We do not have any direct evidence for the planet or where it could be, but in an attempt to help astronomers find it, a team of French scientists has refined its techniques. Using radio information in the Cassini spacecraft orbiting Saturn, they looked on the gas giant for the gravitational effects of Planet Nine. Not finding anything, they ruled out specific places where it may live.
So in the event the planet is in the point in its orbit furthest from us, we likely will not be able to find its gravitational effect.
If the planet is in the nearer half of its own orbit, the French scientists say they are able to exclude 50 percent of the orbital route that is predicted on the basis of the dearth of perturbations on Saturn. Where the planet can probably be discovered, observed below, the truth is, they’ve noticed a zone.

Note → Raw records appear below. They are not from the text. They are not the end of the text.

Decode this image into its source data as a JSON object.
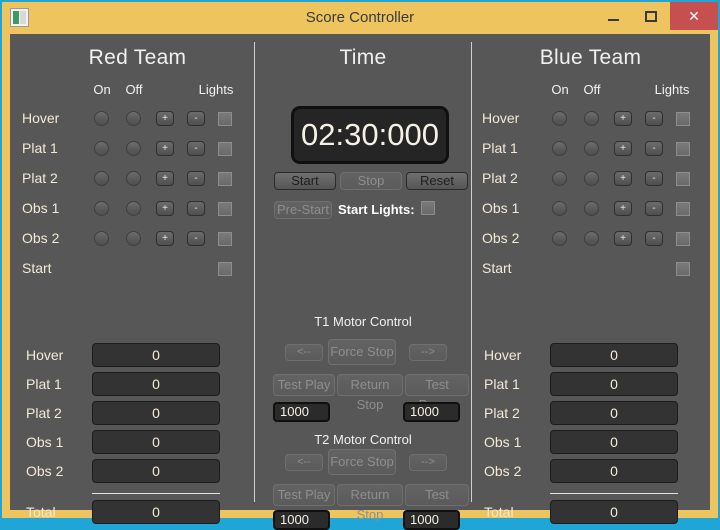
{
  "window": {
    "title": "Score Controller",
    "app_icon": "app-window-icon",
    "minimize": "–",
    "maximize": "□",
    "close": "✕",
    "frame_color": "#edc45e",
    "outer_border_color": "#1fa6d6",
    "client_color": "#575757",
    "close_button_color": "#c6504f"
  },
  "red_team": {
    "title": "Red Team",
    "columns": [
      "On",
      "Off",
      "Lights"
    ],
    "rows": [
      {
        "label": "Hover",
        "plus": "+",
        "minus": "-"
      },
      {
        "label": "Plat 1",
        "plus": "+",
        "minus": "-"
      },
      {
        "label": "Plat 2",
        "plus": "+",
        "minus": "-"
      },
      {
        "label": "Obs 1",
        "plus": "+",
        "minus": "-"
      },
      {
        "label": "Obs 2",
        "plus": "+",
        "minus": "-"
      }
    ],
    "start_row_label": "Start",
    "scores": [
      {
        "label": "Hover",
        "value": "0"
      },
      {
        "label": "Plat 1",
        "value": "0"
      },
      {
        "label": "Plat 2",
        "value": "0"
      },
      {
        "label": "Obs 1",
        "value": "0"
      },
      {
        "label": "Obs 2",
        "value": "0"
      }
    ],
    "total_label": "Total",
    "total_value": "0"
  },
  "blue_team": {
    "title": "Blue Team",
    "columns": [
      "On",
      "Off",
      "Lights"
    ],
    "rows": [
      {
        "label": "Hover",
        "plus": "+",
        "minus": "-"
      },
      {
        "label": "Plat 1",
        "plus": "+",
        "minus": "-"
      },
      {
        "label": "Plat 2",
        "plus": "+",
        "minus": "-"
      },
      {
        "label": "Obs 1",
        "plus": "+",
        "minus": "-"
      },
      {
        "label": "Obs 2",
        "plus": "+",
        "minus": "-"
      }
    ],
    "start_row_label": "Start",
    "scores": [
      {
        "label": "Hover",
        "value": "0"
      },
      {
        "label": "Plat 1",
        "value": "0"
      },
      {
        "label": "Plat 2",
        "value": "0"
      },
      {
        "label": "Obs 1",
        "value": "0"
      },
      {
        "label": "Obs 2",
        "value": "0"
      }
    ],
    "total_label": "Total",
    "total_value": "0"
  },
  "time_panel": {
    "title": "Time",
    "display": "02:30:000",
    "start_label": "Start",
    "stop_label": "Stop",
    "reset_label": "Reset",
    "prestart_label": "Pre-Start",
    "start_lights_label": "Start Lights:"
  },
  "motor_t1": {
    "title": "T1 Motor Control",
    "left_label": "<--",
    "force_stop_label": "Force Stop",
    "right_label": "-->",
    "test_play_label": "Test Play",
    "return_stop_label": "Return Stop",
    "test_pause_label": "Test Pause",
    "left_value": "1000",
    "right_value": "1000"
  },
  "motor_t2": {
    "title": "T2 Motor Control",
    "left_label": "<--",
    "force_stop_label": "Force Stop",
    "right_label": "-->",
    "test_play_label": "Test Play",
    "return_stop_label": "Return Stop",
    "test_pause_label": "Test Pause",
    "left_value": "1000",
    "right_value": "1000"
  }
}
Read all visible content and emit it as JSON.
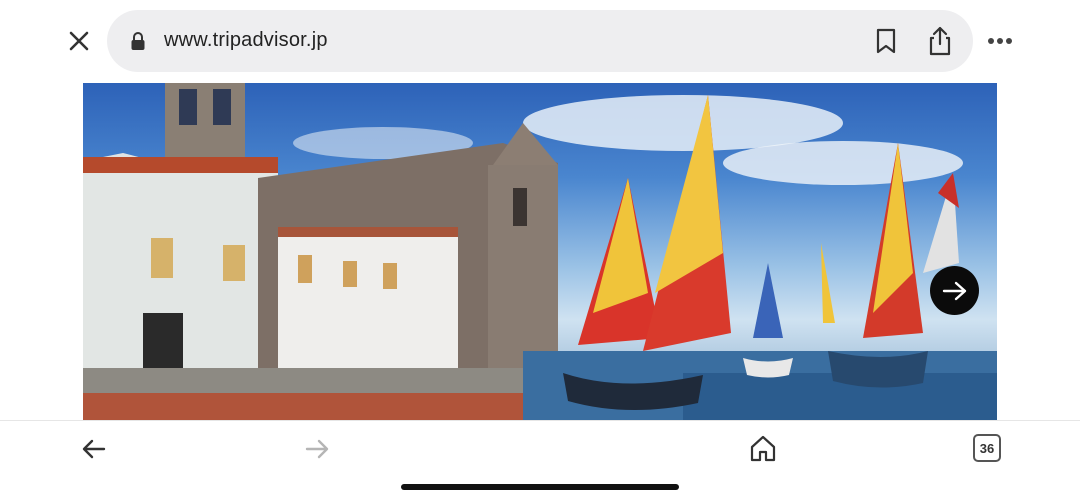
{
  "browser": {
    "url": "www.tripadvisor.jp",
    "tab_count": "36"
  },
  "icons": {
    "close": "close-icon",
    "lock": "lock-icon",
    "bookmark": "bookmark-icon",
    "share": "share-icon",
    "more": "more-icon",
    "next": "arrow-right-icon",
    "back": "back-arrow-icon",
    "forward": "forward-arrow-icon",
    "home": "home-icon"
  }
}
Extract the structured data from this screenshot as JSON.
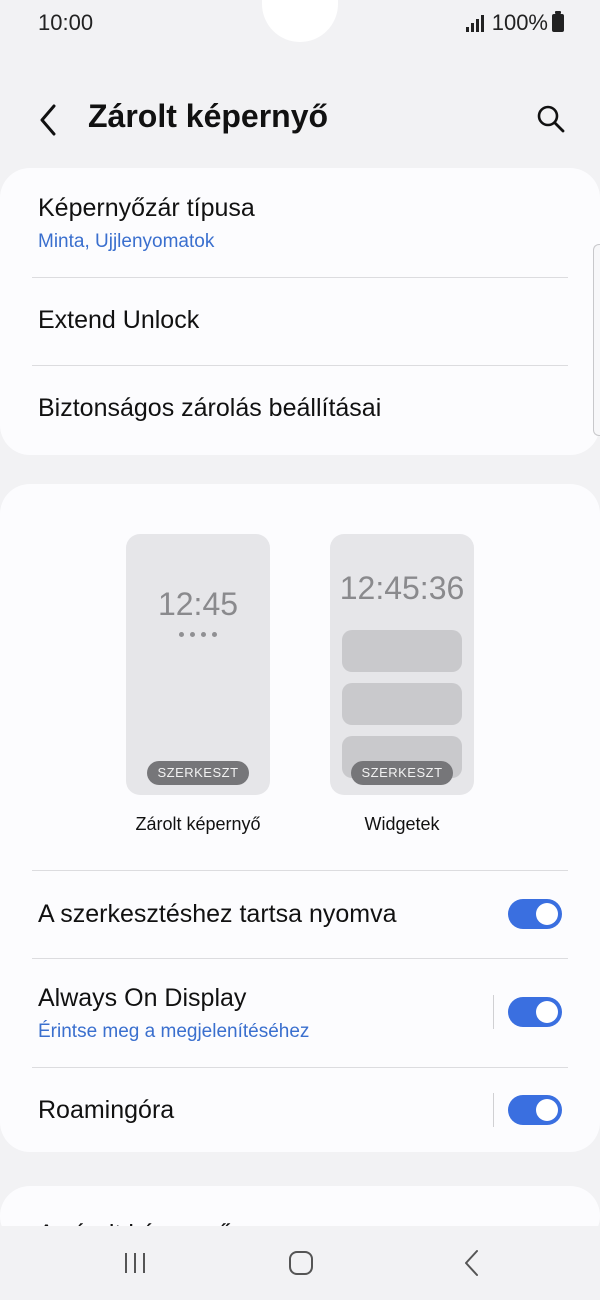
{
  "status": {
    "time": "10:00",
    "battery": "100%"
  },
  "header": {
    "title": "Zárolt képernyő"
  },
  "security": {
    "lock_type_title": "Képernyőzár típusa",
    "lock_type_value": "Minta, Ujjlenyomatok",
    "extend_unlock": "Extend Unlock",
    "secure_lock_settings": "Biztonságos zárolás beállításai"
  },
  "previews": {
    "lock_clock": "12:45",
    "widget_clock": "12:45:36",
    "edit_label": "SZERKESZT",
    "lock_label": "Zárolt képernyő",
    "widget_label": "Widgetek"
  },
  "settings": {
    "hold_to_edit": "A szerkesztéshez tartsa nyomva",
    "hold_to_edit_on": true,
    "aod_title": "Always On Display",
    "aod_sub": "Érintse meg a megjelenítéséhez",
    "aod_on": true,
    "roaming_clock": "Roamingóra",
    "roaming_on": true
  },
  "next_card": {
    "partial_title": "A zárolt képernyő"
  },
  "colors": {
    "accent": "#3a6fe0",
    "link": "#3a6fce",
    "background": "#f2f2f4",
    "card": "#fcfcfe"
  }
}
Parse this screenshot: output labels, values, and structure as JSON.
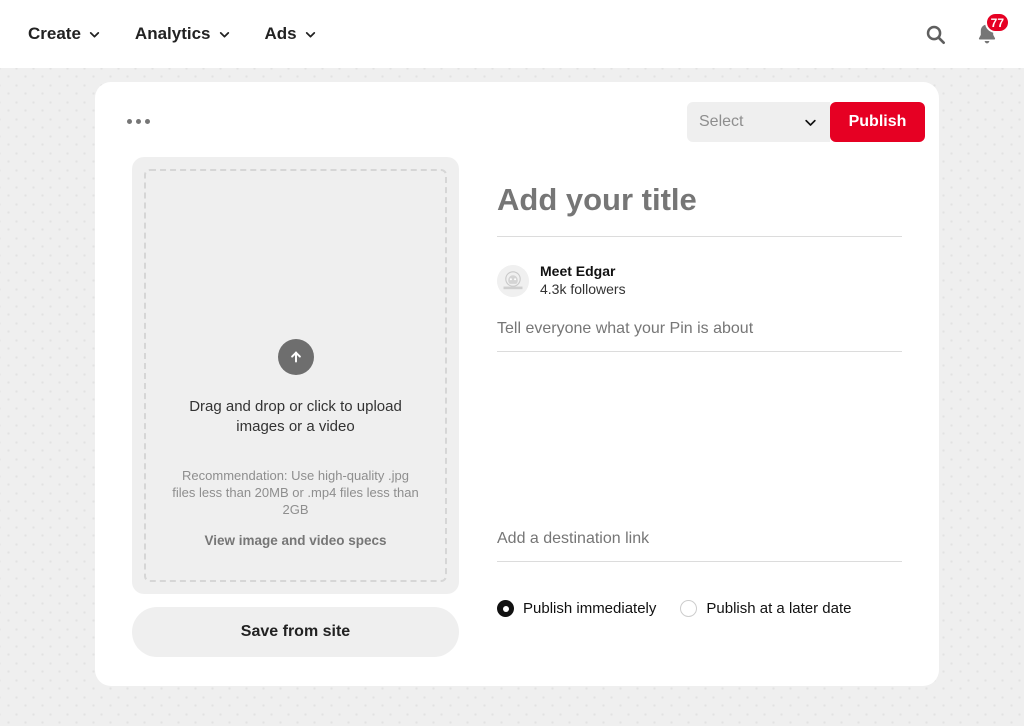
{
  "topbar": {
    "nav_items": [
      {
        "label": "Create",
        "icon": "chevron-down-icon"
      },
      {
        "label": "Analytics",
        "icon": "chevron-down-icon"
      },
      {
        "label": "Ads",
        "icon": "chevron-down-icon"
      }
    ],
    "search_icon": "search-icon",
    "notifications_icon": "bell-icon",
    "notification_count": "77"
  },
  "card": {
    "more_options_label": "more-options",
    "select": {
      "value": "Select",
      "icon": "chevron-down-icon"
    },
    "publish_label": "Publish"
  },
  "uploader": {
    "upload_icon": "upload-arrow-icon",
    "drop_text": "Drag and drop or click to upload images or a video",
    "recommendation": "Recommendation: Use high-quality .jpg files less than 20MB or .mp4 files less than 2GB",
    "specs_link": "View image and video specs",
    "save_from_site_label": "Save from site"
  },
  "form": {
    "title_placeholder": "Add your title",
    "title_value": "",
    "author": {
      "name": "Meet Edgar",
      "followers": "4.3k followers",
      "avatar": "avatar-meet-edgar"
    },
    "description_placeholder": "Tell everyone what your Pin is about",
    "description_value": "",
    "link_placeholder": "Add a destination link",
    "link_value": "",
    "schedule_options": [
      {
        "label": "Publish immediately",
        "selected": true
      },
      {
        "label": "Publish at a later date",
        "selected": false
      }
    ]
  },
  "colors": {
    "brand_red": "#e60023",
    "page_background": "#efefef",
    "card_background": "#ffffff",
    "muted_text": "#767676"
  }
}
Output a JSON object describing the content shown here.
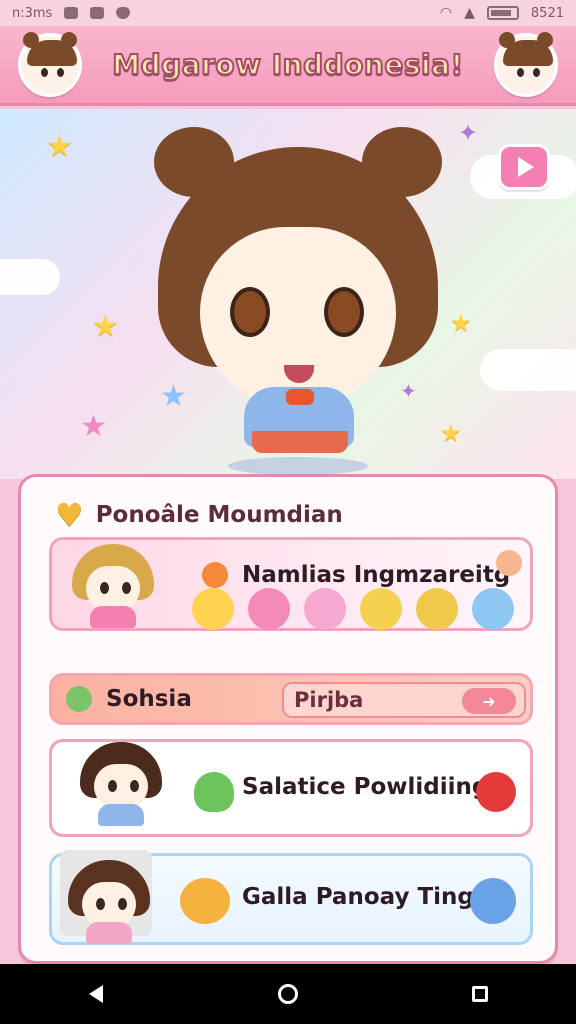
{
  "status_bar": {
    "time": "n:3ms",
    "clock": "8521",
    "icons": [
      "image-icon",
      "camera-icon",
      "shield-icon",
      "wifi-icon",
      "signal-icon",
      "battery-icon"
    ]
  },
  "header": {
    "title": "Mdgarow Inddonesia!"
  },
  "hero": {
    "video_button_icon": "play-icon"
  },
  "panel": {
    "title": "Ponoâle Moumdian",
    "title_icon": "heart-icon",
    "cards": [
      {
        "label": "Namlias Ingmzareitg"
      },
      {
        "label": "Sohsia",
        "input_value": "Pirjba",
        "button_icon": "arrow-right-icon"
      },
      {
        "label": "Salatice Powlidiing"
      },
      {
        "label": "Galla Panoay Ting"
      }
    ]
  },
  "nav": {
    "back_icon": "back-icon",
    "home_icon": "home-icon",
    "recent_icon": "recent-apps-icon"
  },
  "colors": {
    "accent_pink": "#f47fb0",
    "header_pink": "#f59bbd",
    "title_yellow": "#ffe7a8",
    "card_blue_border": "#a8d6f3"
  }
}
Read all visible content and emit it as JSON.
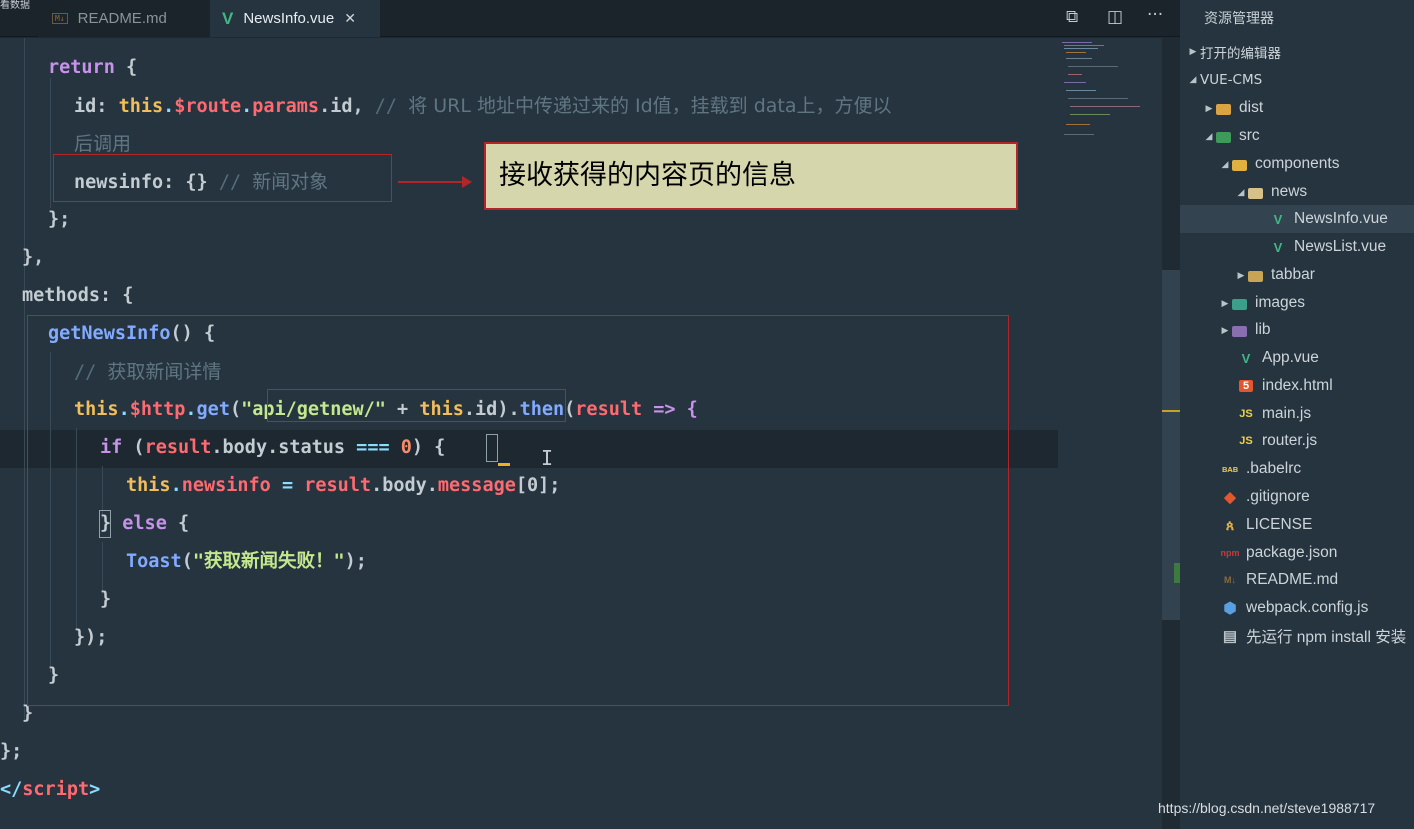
{
  "corner_label": "看数据",
  "tabs": [
    {
      "label": "README.md",
      "badge": "M↓",
      "active": false
    },
    {
      "label": "NewsInfo.vue",
      "active": true
    }
  ],
  "explorer": {
    "title": "资源管理器",
    "sections": {
      "open_editors": "打开的编辑器",
      "project": "VUE-CMS"
    },
    "items": [
      {
        "label": "dist",
        "icon": "folder-dist-icon"
      },
      {
        "label": "src",
        "icon": "folder-src-icon"
      },
      {
        "label": "components",
        "icon": "folder-components-icon"
      },
      {
        "label": "news",
        "icon": "folder-news-icon"
      },
      {
        "label": "NewsInfo.vue",
        "icon": "vue-icon",
        "selected": true
      },
      {
        "label": "NewsList.vue",
        "icon": "vue-icon"
      },
      {
        "label": "tabbar",
        "icon": "folder-icon"
      },
      {
        "label": "images",
        "icon": "folder-images-icon"
      },
      {
        "label": "lib",
        "icon": "folder-lib-icon"
      },
      {
        "label": "App.vue",
        "icon": "vue-icon"
      },
      {
        "label": "index.html",
        "icon": "html5-icon"
      },
      {
        "label": "main.js",
        "icon": "js-icon"
      },
      {
        "label": "router.js",
        "icon": "js-icon"
      },
      {
        "label": ".babelrc",
        "icon": "babel-icon"
      },
      {
        "label": ".gitignore",
        "icon": "git-icon"
      },
      {
        "label": "LICENSE",
        "icon": "license-icon"
      },
      {
        "label": "package.json",
        "icon": "npm-icon"
      },
      {
        "label": "README.md",
        "icon": "markdown-icon"
      },
      {
        "label": "webpack.config.js",
        "icon": "webpack-icon"
      },
      {
        "label": "先运行 npm install 安装",
        "icon": "file-icon"
      }
    ]
  },
  "callout_text": "接收获得的内容页的信息",
  "watermark": "https://blog.csdn.net/steve1988717",
  "code": {
    "l1": {
      "t1": "return",
      "t2": " {"
    },
    "l2": {
      "t1": "id",
      "t2": ": ",
      "t3": "this",
      "t4": ".",
      "t5": "$route",
      "t6": ".",
      "t7": "params",
      "t8": ".id, ",
      "t9": "// ",
      "t10": "将 URL 地址中传递过来的 Id值，挂载到 data上，方便以"
    },
    "l3": {
      "t1": "后调用"
    },
    "l4": {
      "t1": "newsinfo",
      "t2": ": {} ",
      "t3": "// ",
      "t4": "新闻对象"
    },
    "l5": {
      "t1": "};"
    },
    "l6": {
      "t1": "},"
    },
    "l7": {
      "t1": "methods",
      "t2": ": {"
    },
    "l8": {
      "t1": "getNewsInfo",
      "t2": "() {"
    },
    "l9": {
      "t1": "// ",
      "t2": "获取新闻详情"
    },
    "l10": {
      "t1": "this",
      "t2": ".",
      "t3": "$http",
      "t4": ".",
      "t5": "get",
      "t6": "(",
      "t7": "\"api/getnew/\"",
      "t8": " + ",
      "t9": "this",
      "t10": ".id",
      "t11": ").",
      "t12": "then",
      "t13": "(",
      "t14": "result",
      "t15": " => {"
    },
    "l11": {
      "t1": "if",
      "t2": " (",
      "t3": "result",
      "t4": ".body.status",
      "t5": " === ",
      "t6": "0",
      "t7": ") {"
    },
    "l12": {
      "t1": "this",
      "t2": ".",
      "t3": "newsinfo",
      "t4": " = ",
      "t5": "result",
      "t6": ".body.",
      "t7": "message",
      "t8": "[0];"
    },
    "l13": {
      "t1": "} ",
      "t2": "else",
      "t3": " {"
    },
    "l14": {
      "t1": "Toast",
      "t2": "(",
      "t3": "\"获取新闻失败！\"",
      "t4": ");"
    },
    "l15": {
      "t1": "}"
    },
    "l16": {
      "t1": "});"
    },
    "l17": {
      "t1": "}"
    },
    "l18": {
      "t1": "}"
    },
    "l19": {
      "t1": "};"
    },
    "l20": {
      "t1": "</",
      "t2": "script",
      "t3": ">"
    }
  }
}
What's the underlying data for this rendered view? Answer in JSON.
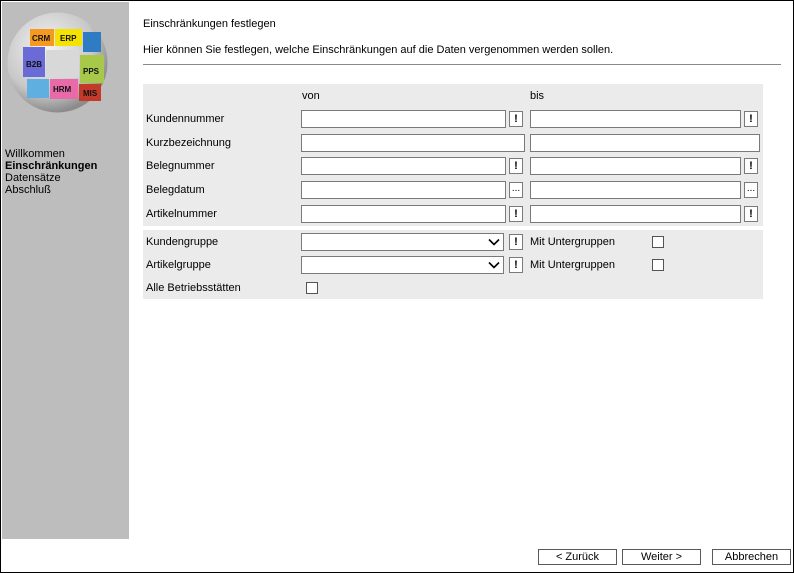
{
  "sidebar": {
    "logo_tiles": [
      "CRM",
      "ERP",
      "B2B",
      "PPS",
      "HRM",
      "MIS"
    ],
    "nav": [
      {
        "label": "Willkommen"
      },
      {
        "label": "Einschränkungen"
      },
      {
        "label": "Datensätze"
      },
      {
        "label": "Abschluß"
      }
    ],
    "active_index": 1
  },
  "header": {
    "title": "Einschränkungen festlegen",
    "description": "Hier können Sie festlegen, welche Einschränkungen auf die Daten vergenommen werden sollen."
  },
  "range": {
    "col_from": "von",
    "col_to": "bis",
    "rows": [
      {
        "label": "Kundennummer",
        "from": "",
        "to": "",
        "button": "!"
      },
      {
        "label": "Kurzbezeichnung",
        "from": "",
        "to": ""
      },
      {
        "label": "Belegnummer",
        "from": "",
        "to": "",
        "button": "!"
      },
      {
        "label": "Belegdatum",
        "from": "",
        "to": "",
        "button": "..."
      },
      {
        "label": "Artikelnummer",
        "from": "",
        "to": "",
        "button": "!"
      }
    ]
  },
  "groups": {
    "kundengruppe": {
      "label": "Kundengruppe",
      "value": "",
      "button": "!",
      "sub_label": "Mit Untergruppen",
      "sub_checked": false
    },
    "artikelgruppe": {
      "label": "Artikelgruppe",
      "value": "",
      "button": "!",
      "sub_label": "Mit Untergruppen",
      "sub_checked": false
    },
    "alle_betriebsstaetten": {
      "label": "Alle Betriebsstätten",
      "checked": false
    }
  },
  "footer": {
    "back": "< Zurück",
    "next": "Weiter >",
    "cancel": "Abbrechen"
  }
}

The research excludes the red zone. If Cassini is stretched to 2020 the pink zone may be examined, as well as the green zone is the most likely zone for Planet Nine.
The team said that in the event the Cassini mission was extended to 2020 – now it’s due to finish in 2017 into Saturn’s atmosphere using a dive – they are able to further narrow the search field. That’s unlikely to occur, but the team notes the coming Juno mission to Jupiter – due to arrive on July 4 – could partly help, even though the results of Planet Nine on Jupiter are believed to be at Saturn.
However, these results will help where Planet Nine could be astronomers refine. Its hypothesized existence made headlines all over the world, so only imagine the delight if (or possibly when) a direct detection is created.